Technology company SqwidNET has launched the second round of its IoT SA University Challenge, a competition aimed at getting university students to solve real-world challenges using the Internet of Things (IoT).
SqwidNET knows young people grown up with technology at their fingertips,that they have a very different view of the world and that they approach challenges differently. They’re therefore very capable of finding alternative and non-traditional ways of applying technology to solve problems.
“We saw incredibly creative solutions emerge during the first round of the challenge,” says Chetan Goshalia, chief sales and marketing officer. “These included solutions for animal tracking, to reduce the number of cash-in-transit heists and to monitor climatic conditions such as temperature, humidity, pressure, and gasses.
“We also encourage students to work with students from other faculties when they create their teams as that allows them to tap into different ways of thinking and fields of expertise.
“The cognitive experience is different because they are seeing the world from a different technological angle, a different way of their parents living in the world, working harder, always online, so they start living and experiencing life that way.
The winning team from Stellenbosch University developed a smart collar which is placed on an animal in order to monitor the condition it is in and be alerted in real-time when it is at risk, including its whereabouts. The project included GPS location data that was used to create virtual perimeters (geofences).
When an animal moves out of this geofence, an alert is triggered and sent via SMS or some phone message to the farmer who is responsible for it. The project also monitored some of the animal’s key vital signs like heart rate and animal behaviour. Existing technology-based solutions to prevent poaching can be very expensive due to the need to dart the animal in order to change the battery, but this IoT solution is a vast improvement because it relies on very little battery power, as it takes advantage of SqwidNET’s low power network that is dedicated to IoT.

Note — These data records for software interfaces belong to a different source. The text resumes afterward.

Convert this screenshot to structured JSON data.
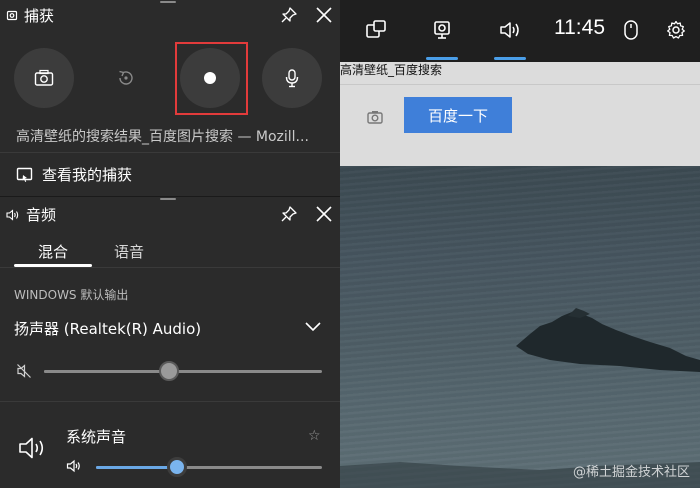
{
  "capture": {
    "title": "捕获",
    "status_text": "高清壁纸的搜索结果_百度图片搜索 — Mozill...",
    "view_captures_label": "查看我的捕获"
  },
  "audio": {
    "title": "音频",
    "tabs": [
      "混合",
      "语音"
    ],
    "active_tab": 0,
    "output_section_label": "WINDOWS 默认输出",
    "device": "扬声器 (Realtek(R) Audio)",
    "master_volume": 0.45,
    "app": {
      "name": "系统声音",
      "volume": 0.36
    }
  },
  "topbar": {
    "clock": "11:45"
  },
  "browser": {
    "page_title": "高清壁纸_百度搜索",
    "search_button": "百度一下"
  },
  "watermark": "@稀土掘金技术社区",
  "colors": {
    "accent": "#4a9ee8",
    "record_highlight": "#e23b3b",
    "panel_bg": "#2b2b2b"
  }
}
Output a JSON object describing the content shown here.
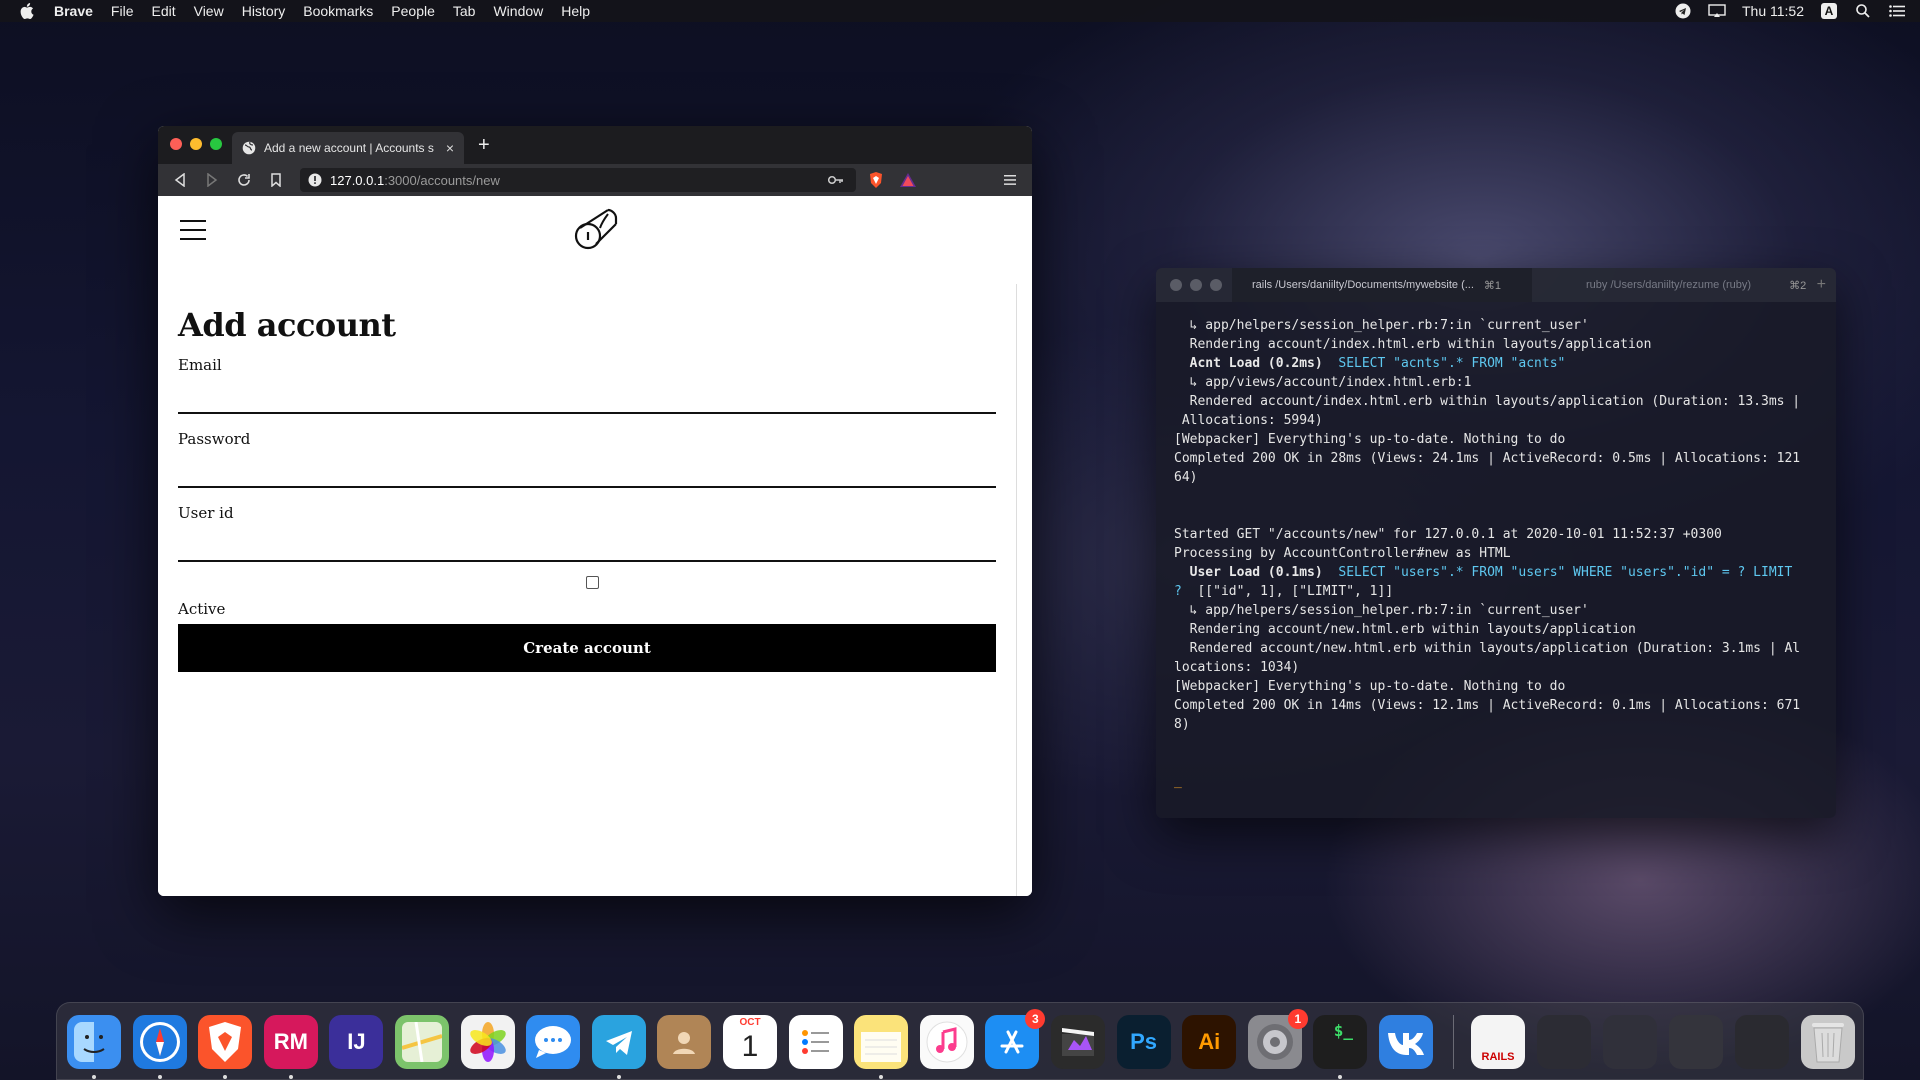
{
  "menubar": {
    "app_name": "Brave",
    "items": [
      "File",
      "Edit",
      "View",
      "History",
      "Bookmarks",
      "People",
      "Tab",
      "Window",
      "Help"
    ],
    "clock": "Thu 11:52",
    "input_source": "A"
  },
  "browser": {
    "tab_title": "Add a new account | Accounts s",
    "url_host": "127.0.0.1",
    "url_path": ":3000/accounts/new"
  },
  "page": {
    "heading": "Add account",
    "email_label": "Email",
    "password_label": "Password",
    "userid_label": "User id",
    "active_label": "Active",
    "submit_label": "Create account"
  },
  "terminal": {
    "tab_active": "rails /Users/daniilty/Documents/mywebsite (...",
    "tab_active_kbd": "⌘1",
    "tab_inactive": "ruby /Users/daniilty/rezume (ruby)",
    "tab_inactive_kbd": "⌘2",
    "lines": [
      {
        "pre": "  ↳ app/helpers/session_helper.rb:7:in `current_user'",
        "hl": "",
        "sql": ""
      },
      {
        "pre": "  Rendering account/index.html.erb within layouts/application",
        "hl": "",
        "sql": ""
      },
      {
        "pre": "  ",
        "hl": "Acnt Load (0.2ms)",
        "sql": "  SELECT \"acnts\".* FROM \"acnts\""
      },
      {
        "pre": "  ↳ app/views/account/index.html.erb:1",
        "hl": "",
        "sql": ""
      },
      {
        "pre": "  Rendered account/index.html.erb within layouts/application (Duration: 13.3ms |",
        "hl": "",
        "sql": ""
      },
      {
        "pre": " Allocations: 5994)",
        "hl": "",
        "sql": ""
      },
      {
        "pre": "[Webpacker] Everything's up-to-date. Nothing to do",
        "hl": "",
        "sql": ""
      },
      {
        "pre": "Completed 200 OK in 28ms (Views: 24.1ms | ActiveRecord: 0.5ms | Allocations: 121",
        "hl": "",
        "sql": ""
      },
      {
        "pre": "64)",
        "hl": "",
        "sql": ""
      },
      {
        "pre": "",
        "hl": "",
        "sql": ""
      },
      {
        "pre": "",
        "hl": "",
        "sql": ""
      },
      {
        "pre": "Started GET \"/accounts/new\" for 127.0.0.1 at 2020-10-01 11:52:37 +0300",
        "hl": "",
        "sql": ""
      },
      {
        "pre": "Processing by AccountController#new as HTML",
        "hl": "",
        "sql": ""
      },
      {
        "pre": "  ",
        "hl": "User Load (0.1ms)",
        "sql": "  SELECT \"users\".* FROM \"users\" WHERE \"users\".\"id\" = ? LIMIT"
      },
      {
        "pre": "",
        "hl": "",
        "sql": "?",
        "post": "  [[\"id\", 1], [\"LIMIT\", 1]]"
      },
      {
        "pre": "  ↳ app/helpers/session_helper.rb:7:in `current_user'",
        "hl": "",
        "sql": ""
      },
      {
        "pre": "  Rendering account/new.html.erb within layouts/application",
        "hl": "",
        "sql": ""
      },
      {
        "pre": "  Rendered account/new.html.erb within layouts/application (Duration: 3.1ms | Al",
        "hl": "",
        "sql": ""
      },
      {
        "pre": "locations: 1034)",
        "hl": "",
        "sql": ""
      },
      {
        "pre": "[Webpacker] Everything's up-to-date. Nothing to do",
        "hl": "",
        "sql": ""
      },
      {
        "pre": "Completed 200 OK in 14ms (Views: 12.1ms | ActiveRecord: 0.1ms | Allocations: 671",
        "hl": "",
        "sql": ""
      },
      {
        "pre": "8)",
        "hl": "",
        "sql": ""
      }
    ],
    "prompt_cursor": "_"
  },
  "dock": {
    "items": [
      {
        "name": "finder",
        "label": "",
        "bg": "#3b8ff0",
        "open": true
      },
      {
        "name": "safari",
        "label": "",
        "bg": "#1f7ae0",
        "open": true
      },
      {
        "name": "brave",
        "label": "",
        "bg": "#fb542b",
        "open": true
      },
      {
        "name": "rubymine",
        "label": "RM",
        "bg": "#d6185c",
        "open": true
      },
      {
        "name": "intellij",
        "label": "IJ",
        "bg": "#3b2f9a",
        "open": false
      },
      {
        "name": "maps",
        "label": "",
        "bg": "#7cc36b",
        "open": false
      },
      {
        "name": "photos",
        "label": "",
        "bg": "#f2f2f2",
        "open": false
      },
      {
        "name": "messages",
        "label": "",
        "bg": "#2f8cf0",
        "open": false
      },
      {
        "name": "telegram",
        "label": "",
        "bg": "#2aa3df",
        "open": true
      },
      {
        "name": "contacts",
        "label": "",
        "bg": "#b08556",
        "open": false
      },
      {
        "name": "calendar",
        "label": "1",
        "bg": "#ffffff",
        "open": false
      },
      {
        "name": "reminders",
        "label": "",
        "bg": "#ffffff",
        "open": false
      },
      {
        "name": "notes",
        "label": "",
        "bg": "#fbe37a",
        "open": true
      },
      {
        "name": "itunes",
        "label": "",
        "bg": "#fafafa",
        "open": false
      },
      {
        "name": "app-store",
        "label": "",
        "bg": "#1d8ef3",
        "open": false,
        "badge": "3"
      },
      {
        "name": "final-cut",
        "label": "",
        "bg": "#2b2b2b",
        "open": false
      },
      {
        "name": "photoshop",
        "label": "Ps",
        "bg": "#0a1f30",
        "open": false
      },
      {
        "name": "illustrator",
        "label": "Ai",
        "bg": "#2d1300",
        "open": false
      },
      {
        "name": "system-preferences",
        "label": "",
        "bg": "#8a8a8f",
        "open": false,
        "badge": "1"
      },
      {
        "name": "terminal-app",
        "label": "$_",
        "bg": "#1e1e1e",
        "open": true
      },
      {
        "name": "vk",
        "label": "",
        "bg": "#2f7fe0",
        "open": false
      }
    ],
    "right_items": [
      {
        "name": "rails-doc",
        "label": "RAILS",
        "bg": "#f4f4f4"
      },
      {
        "name": "window-thumb-1",
        "label": "",
        "bg": "#2c2c34"
      },
      {
        "name": "window-thumb-2",
        "label": "",
        "bg": "#30303a"
      },
      {
        "name": "window-thumb-3",
        "label": "",
        "bg": "#34343c"
      },
      {
        "name": "window-thumb-4",
        "label": "",
        "bg": "#2a2a30"
      },
      {
        "name": "trash",
        "label": "",
        "bg": "#c9c9c9"
      }
    ],
    "calendar_month": "OCT"
  }
}
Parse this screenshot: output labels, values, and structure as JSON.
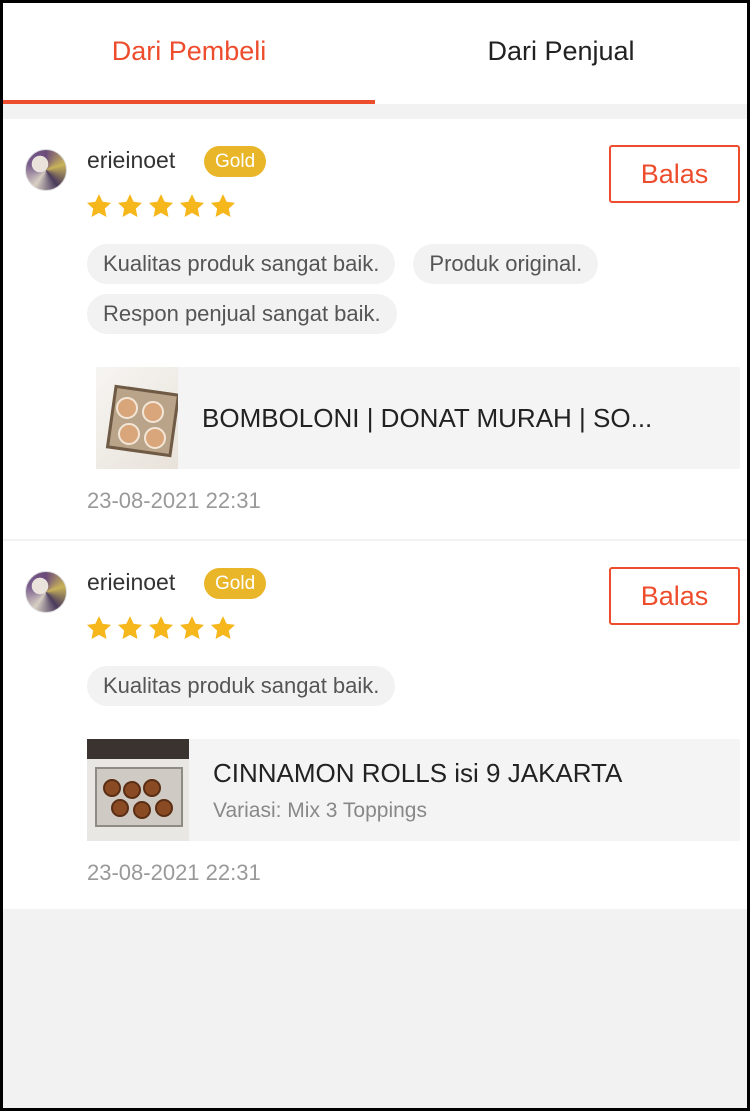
{
  "tabs": [
    {
      "label": "Dari Pembeli",
      "active": true
    },
    {
      "label": "Dari Penjual",
      "active": false
    }
  ],
  "colors": {
    "accent": "#ee4d2d",
    "gold_badge": "#e9b62a",
    "star": "#f5b71c"
  },
  "reviews": [
    {
      "username": "erieinoet",
      "badge": "Gold",
      "rating": 5,
      "reply_label": "Balas",
      "tags": [
        "Kualitas produk sangat baik.",
        "Produk original.",
        "Respon penjual sangat baik."
      ],
      "product_name": "BOMBOLONI | DONAT MURAH | SO...",
      "variation": "",
      "date": "23-08-2021 22:31"
    },
    {
      "username": "erieinoet",
      "badge": "Gold",
      "rating": 5,
      "reply_label": "Balas",
      "tags": [
        "Kualitas produk sangat baik."
      ],
      "product_name": "CINNAMON ROLLS isi 9 JAKARTA",
      "variation": "Variasi: Mix 3 Toppings",
      "date": "23-08-2021 22:31"
    }
  ]
}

In supporting the winner and students, SqwidNET ensures they are comfortable using the technology and platform through workshops. Once the prototype is built, it goes through a few iterations before a demo is produced a demo. This all depends on the need from the market.
“Competitions like this are important as they creates an opportunity for someone who might not necessarily have access to the technology, to be creative and to learn new skills,” says Goshalia. “The reason we have engaged with university students on this challenge is that they have a very different way of thinking about the problems we face on the continent, which often results in a completely different way of solving them.
“Coming up with an IoT solution for a problem takes a different way of thinking and approaching the problem. In many cases, there are existing technologies out there, which can be adapted or can when applied differently, solve problems they were not intended to originally.
“To get people involved and inspired to do something with their talents.”
The types of issues that we could be addressed all fall within the ambit of the 17 UN Sustainable Development Goals as well as SAs NDPO goals:
SqwidNet, in partnership with Sigfox, will offer the winning team a cash prize (for participants as well as for the tertiary institution), and the chance for the team leader to pitch their solution in front of industry and technology experts at the Sigfox headquarters in France.
Enter the challenge by visiting https://www.sqwidnet.com/iot-sa-university-challenge/
Entries close on the 24th of May 2019.
The first round of judging will then take place and the finalists selected will receive a development kit from SqwidNet together with ongoing support while developing their solution. The finalists will then have the opportunity to present their solutions to a panel of judges after which a winner will be selected.